───── DATA FOR REVIEW
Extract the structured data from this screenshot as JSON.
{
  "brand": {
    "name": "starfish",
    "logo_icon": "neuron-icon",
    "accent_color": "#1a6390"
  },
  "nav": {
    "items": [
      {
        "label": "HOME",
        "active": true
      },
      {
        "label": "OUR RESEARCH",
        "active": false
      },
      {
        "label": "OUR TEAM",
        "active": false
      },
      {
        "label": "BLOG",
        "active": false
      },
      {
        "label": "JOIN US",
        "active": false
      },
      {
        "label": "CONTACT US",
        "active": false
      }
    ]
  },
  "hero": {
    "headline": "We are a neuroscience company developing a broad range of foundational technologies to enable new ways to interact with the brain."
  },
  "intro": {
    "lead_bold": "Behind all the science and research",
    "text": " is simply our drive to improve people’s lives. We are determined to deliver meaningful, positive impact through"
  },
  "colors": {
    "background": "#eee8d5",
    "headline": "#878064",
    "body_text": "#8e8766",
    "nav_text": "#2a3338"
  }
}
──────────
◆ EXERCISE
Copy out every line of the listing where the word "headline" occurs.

◆ RESULT OF THIS TASK
    "headline": "We are a neuroscience company developing a broad range of foundational technologies to enable new ways to interact with the brain."
    "headline": "#878064",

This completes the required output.